# RECORDS FOR THE EXERCISE
********************

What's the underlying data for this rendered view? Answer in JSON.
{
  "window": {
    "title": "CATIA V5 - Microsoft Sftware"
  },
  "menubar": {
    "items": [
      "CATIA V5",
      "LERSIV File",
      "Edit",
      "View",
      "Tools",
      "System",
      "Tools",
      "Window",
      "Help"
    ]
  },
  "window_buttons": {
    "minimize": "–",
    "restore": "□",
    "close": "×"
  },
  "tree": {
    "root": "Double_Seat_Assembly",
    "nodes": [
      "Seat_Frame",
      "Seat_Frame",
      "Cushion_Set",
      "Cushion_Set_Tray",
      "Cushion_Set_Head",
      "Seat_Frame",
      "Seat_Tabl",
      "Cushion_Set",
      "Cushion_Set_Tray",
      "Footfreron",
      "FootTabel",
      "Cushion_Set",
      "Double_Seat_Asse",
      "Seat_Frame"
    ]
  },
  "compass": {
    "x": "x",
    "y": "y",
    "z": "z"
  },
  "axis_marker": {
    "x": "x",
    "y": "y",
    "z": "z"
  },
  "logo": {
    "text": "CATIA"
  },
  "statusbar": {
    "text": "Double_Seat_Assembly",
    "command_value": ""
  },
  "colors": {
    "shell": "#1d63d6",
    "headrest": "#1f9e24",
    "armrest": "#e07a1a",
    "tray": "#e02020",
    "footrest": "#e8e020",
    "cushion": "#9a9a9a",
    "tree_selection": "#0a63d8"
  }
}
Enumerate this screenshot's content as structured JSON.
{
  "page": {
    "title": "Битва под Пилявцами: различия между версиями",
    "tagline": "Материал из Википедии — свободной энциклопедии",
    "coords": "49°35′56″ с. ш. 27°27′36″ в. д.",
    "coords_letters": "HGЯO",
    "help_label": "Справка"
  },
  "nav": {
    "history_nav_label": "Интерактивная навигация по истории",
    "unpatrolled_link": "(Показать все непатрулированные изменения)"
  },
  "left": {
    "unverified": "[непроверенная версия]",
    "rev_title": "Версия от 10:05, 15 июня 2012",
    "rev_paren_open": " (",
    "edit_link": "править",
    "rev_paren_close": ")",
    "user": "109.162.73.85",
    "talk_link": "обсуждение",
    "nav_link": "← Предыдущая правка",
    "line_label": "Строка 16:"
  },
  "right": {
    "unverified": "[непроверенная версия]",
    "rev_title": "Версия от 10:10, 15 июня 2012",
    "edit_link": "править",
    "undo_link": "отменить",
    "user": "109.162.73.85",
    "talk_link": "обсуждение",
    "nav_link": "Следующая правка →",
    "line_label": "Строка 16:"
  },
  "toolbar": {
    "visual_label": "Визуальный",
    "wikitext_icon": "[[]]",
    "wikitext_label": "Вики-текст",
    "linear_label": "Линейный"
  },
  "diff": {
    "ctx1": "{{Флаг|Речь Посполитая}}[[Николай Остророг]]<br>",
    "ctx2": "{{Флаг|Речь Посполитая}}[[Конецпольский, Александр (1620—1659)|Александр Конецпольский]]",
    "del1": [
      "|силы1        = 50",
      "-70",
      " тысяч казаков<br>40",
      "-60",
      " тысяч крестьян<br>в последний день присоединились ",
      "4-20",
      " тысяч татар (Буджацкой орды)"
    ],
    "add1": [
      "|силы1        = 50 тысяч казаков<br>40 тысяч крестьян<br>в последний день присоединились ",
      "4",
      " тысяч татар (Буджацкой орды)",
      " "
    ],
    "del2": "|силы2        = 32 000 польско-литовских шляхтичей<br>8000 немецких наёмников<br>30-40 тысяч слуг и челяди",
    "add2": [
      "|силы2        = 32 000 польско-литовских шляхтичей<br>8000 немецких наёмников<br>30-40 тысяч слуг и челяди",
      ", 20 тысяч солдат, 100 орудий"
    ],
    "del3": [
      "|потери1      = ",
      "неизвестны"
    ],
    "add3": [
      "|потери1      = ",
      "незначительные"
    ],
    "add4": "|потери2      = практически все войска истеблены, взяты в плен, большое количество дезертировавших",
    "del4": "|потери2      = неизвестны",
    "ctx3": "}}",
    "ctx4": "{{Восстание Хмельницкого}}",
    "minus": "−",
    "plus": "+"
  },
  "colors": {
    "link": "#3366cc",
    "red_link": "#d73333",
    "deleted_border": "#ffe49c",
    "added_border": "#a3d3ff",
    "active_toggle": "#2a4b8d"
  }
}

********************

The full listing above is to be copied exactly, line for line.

What's the underlying data for this rendered view? Answer in JSON.
{
  "window": {
    "title": "CATIA V5 - Microsoft Sftware"
  },
  "menubar": {
    "items": [
      "CATIA V5",
      "LERSIV File",
      "Edit",
      "View",
      "Tools",
      "System",
      "Tools",
      "Window",
      "Help"
    ]
  },
  "window_buttons": {
    "minimize": "–",
    "restore": "□",
    "close": "×"
  },
  "tree": {
    "root": "Double_Seat_Assembly",
    "nodes": [
      "Seat_Frame",
      "Seat_Frame",
      "Cushion_Set",
      "Cushion_Set_Tray",
      "Cushion_Set_Head",
      "Seat_Frame",
      "Seat_Tabl",
      "Cushion_Set",
      "Cushion_Set_Tray",
      "Footfreron",
      "FootTabel",
      "Cushion_Set",
      "Double_Seat_Asse",
      "Seat_Frame"
    ]
  },
  "compass": {
    "x": "x",
    "y": "y",
    "z": "z"
  },
  "axis_marker": {
    "x": "x",
    "y": "y",
    "z": "z"
  },
  "logo": {
    "text": "CATIA"
  },
  "statusbar": {
    "text": "Double_Seat_Assembly",
    "command_value": ""
  },
  "colors": {
    "shell": "#1d63d6",
    "headrest": "#1f9e24",
    "armrest": "#e07a1a",
    "tray": "#e02020",
    "footrest": "#e8e020",
    "cushion": "#9a9a9a",
    "tree_selection": "#0a63d8"
  }
}
Enumerate this screenshot's content as structured JSON.
{
  "page": {
    "title": "Битва под Пилявцами: различия между версиями",
    "tagline": "Материал из Википедии — свободной энциклопедии",
    "coords": "49°35′56″ с. ш. 27°27′36″ в. д.",
    "coords_letters": "HGЯO",
    "help_label": "Справка"
  },
  "nav": {
    "history_nav_label": "Интерактивная навигация по истории",
    "unpatrolled_link": "(Показать все непатрулированные изменения)"
  },
  "left": {
    "unverified": "[непроверенная версия]",
    "rev_title": "Версия от 10:05, 15 июня 2012",
    "rev_paren_open": " (",
    "edit_link": "править",
    "rev_paren_close": ")",
    "user": "109.162.73.85",
    "talk_link": "обсуждение",
    "nav_link": "← Предыдущая правка",
    "line_label": "Строка 16:"
  },
  "right": {
    "unverified": "[непроверенная версия]",
    "rev_title": "Версия от 10:10, 15 июня 2012",
    "edit_link": "править",
    "undo_link": "отменить",
    "user": "109.162.73.85",
    "talk_link": "обсуждение",
    "nav_link": "Следующая правка →",
    "line_label": "Строка 16:"
  },
  "toolbar": {
    "visual_label": "Визуальный",
    "wikitext_icon": "[[]]",
    "wikitext_label": "Вики-текст",
    "linear_label": "Линейный"
  },
  "diff": {
    "ctx1": "{{Флаг|Речь Посполитая}}[[Николай Остророг]]<br>",
    "ctx2": "{{Флаг|Речь Посполитая}}[[Конецпольский, Александр (1620—1659)|Александр Конецпольский]]",
    "del1": [
      "|силы1        = 50",
      "-70",
      " тысяч казаков<br>40",
      "-60",
      " тысяч крестьян<br>в последний день присоединились ",
      "4-20",
      " тысяч татар (Буджацкой орды)"
    ],
    "add1": [
      "|силы1        = 50 тысяч казаков<br>40 тысяч крестьян<br>в последний день присоединились ",
      "4",
      " тысяч татар (Буджацкой орды)",
      " "
    ],
    "del2": "|силы2        = 32 000 польско-литовских шляхтичей<br>8000 немецких наёмников<br>30-40 тысяч слуг и челяди",
    "add2": [
      "|силы2        = 32 000 польско-литовских шляхтичей<br>8000 немецких наёмников<br>30-40 тысяч слуг и челяди",
      ", 20 тысяч солдат, 100 орудий"
    ],
    "del3": [
      "|потери1      = ",
      "неизвестны"
    ],
    "add3": [
      "|потери1      = ",
      "незначительные"
    ],
    "add4": "|потери2      = практически все войска истеблены, взяты в плен, большое количество дезертировавших",
    "del4": "|потери2      = неизвестны",
    "ctx3": "}}",
    "ctx4": "{{Восстание Хмельницкого}}",
    "minus": "−",
    "plus": "+"
  },
  "colors": {
    "link": "#3366cc",
    "red_link": "#d73333",
    "deleted_border": "#ffe49c",
    "added_border": "#a3d3ff",
    "active_toggle": "#2a4b8d"
  }
}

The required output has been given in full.